EP: Are there any projects you’re currently working on?
KDA: I’m trying to work out a story about an alternative mafia. It’s about this underground queer culture in New York City in the 1970s. There is also a script I was workshopping at Sundance that I want to go back to: a Western. I really envision it more as a feature film. It centres on four Native women coming together and waring up and kicking ass in the old west. It also has a little bit of steam-punkness to it. There’s a lot of actual historical references that I’m looking at and very interested in investigating as well as using. And, then of course there is the Western tropes to draw from. What do you use? What do you stay away from? That project is years in the making but it’s one of the most exciting ones when I start thinking about it. And, I think it can easily be a series too—there is so much to draw from with the genre, with the characters who are living in that world. There is definitely enough to fill out a 5 season series. I’m not sure it will go there, but I’d love to. I don’t have the complete script ready yet, but it’s going to be something. It’s going to be a lot of fun. I just feel like a young filmmaker, not in terms of age in terms of what I have to show. But, I’m just super excited about what I will be making. I’m just really excited.
EP: When people watch your films, what do you want them to take away?
KDA: I’m really interested in character driven stories. I think that there is so much more that connects us as human beings than we sometimes give credit for. We spend so much time drawing the line or separating out people and belief systems, but I’m interested in opening that up for discussion.

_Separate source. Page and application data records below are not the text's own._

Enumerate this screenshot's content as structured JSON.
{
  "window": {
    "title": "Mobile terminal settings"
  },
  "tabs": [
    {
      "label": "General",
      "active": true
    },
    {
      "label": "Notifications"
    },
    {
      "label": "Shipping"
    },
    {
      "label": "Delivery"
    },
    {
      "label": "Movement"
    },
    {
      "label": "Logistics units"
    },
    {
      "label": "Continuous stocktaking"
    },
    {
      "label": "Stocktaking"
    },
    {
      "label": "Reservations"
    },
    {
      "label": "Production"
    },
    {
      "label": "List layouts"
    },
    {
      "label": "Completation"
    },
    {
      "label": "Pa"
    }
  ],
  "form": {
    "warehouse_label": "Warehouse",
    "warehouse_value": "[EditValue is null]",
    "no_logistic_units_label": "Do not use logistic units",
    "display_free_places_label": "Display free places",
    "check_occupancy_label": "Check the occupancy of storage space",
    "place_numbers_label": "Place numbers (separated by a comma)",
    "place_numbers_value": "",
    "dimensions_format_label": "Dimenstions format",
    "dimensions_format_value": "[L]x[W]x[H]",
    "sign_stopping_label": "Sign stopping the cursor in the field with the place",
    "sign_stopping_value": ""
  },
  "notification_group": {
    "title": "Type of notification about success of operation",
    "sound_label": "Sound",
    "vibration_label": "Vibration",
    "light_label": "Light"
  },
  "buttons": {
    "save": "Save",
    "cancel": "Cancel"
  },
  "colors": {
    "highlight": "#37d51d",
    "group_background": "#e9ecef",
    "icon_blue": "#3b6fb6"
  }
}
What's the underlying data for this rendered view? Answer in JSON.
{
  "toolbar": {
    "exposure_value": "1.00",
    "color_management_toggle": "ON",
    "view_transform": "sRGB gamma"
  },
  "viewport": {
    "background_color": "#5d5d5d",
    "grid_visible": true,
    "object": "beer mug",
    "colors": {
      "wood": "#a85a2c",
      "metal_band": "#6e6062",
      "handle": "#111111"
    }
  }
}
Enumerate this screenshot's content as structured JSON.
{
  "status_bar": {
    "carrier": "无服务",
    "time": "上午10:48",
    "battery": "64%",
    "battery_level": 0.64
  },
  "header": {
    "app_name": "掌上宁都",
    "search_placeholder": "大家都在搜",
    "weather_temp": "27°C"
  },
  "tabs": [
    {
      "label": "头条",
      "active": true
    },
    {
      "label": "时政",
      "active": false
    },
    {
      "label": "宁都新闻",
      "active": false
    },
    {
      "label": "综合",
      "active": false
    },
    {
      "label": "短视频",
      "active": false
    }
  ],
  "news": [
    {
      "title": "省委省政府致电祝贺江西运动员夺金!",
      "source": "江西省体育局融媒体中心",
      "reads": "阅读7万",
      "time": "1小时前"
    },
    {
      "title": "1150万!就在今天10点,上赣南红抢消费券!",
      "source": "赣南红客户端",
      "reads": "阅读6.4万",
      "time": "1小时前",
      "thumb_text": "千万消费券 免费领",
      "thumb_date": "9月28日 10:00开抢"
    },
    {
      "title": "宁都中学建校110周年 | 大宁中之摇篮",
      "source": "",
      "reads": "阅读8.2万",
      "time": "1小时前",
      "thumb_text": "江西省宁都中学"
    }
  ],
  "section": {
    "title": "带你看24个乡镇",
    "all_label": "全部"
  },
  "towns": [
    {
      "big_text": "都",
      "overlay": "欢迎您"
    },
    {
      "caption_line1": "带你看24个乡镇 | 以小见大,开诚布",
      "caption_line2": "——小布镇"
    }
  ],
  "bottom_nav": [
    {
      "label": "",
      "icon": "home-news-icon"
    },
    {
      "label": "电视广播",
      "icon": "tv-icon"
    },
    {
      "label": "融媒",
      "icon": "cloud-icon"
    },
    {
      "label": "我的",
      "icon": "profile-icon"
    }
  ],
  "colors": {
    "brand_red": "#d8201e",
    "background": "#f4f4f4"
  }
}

This interview has been edited and condensed for clarity
This Profile appeared in the Summer 2019 issue of the Inuit Art Quarterly.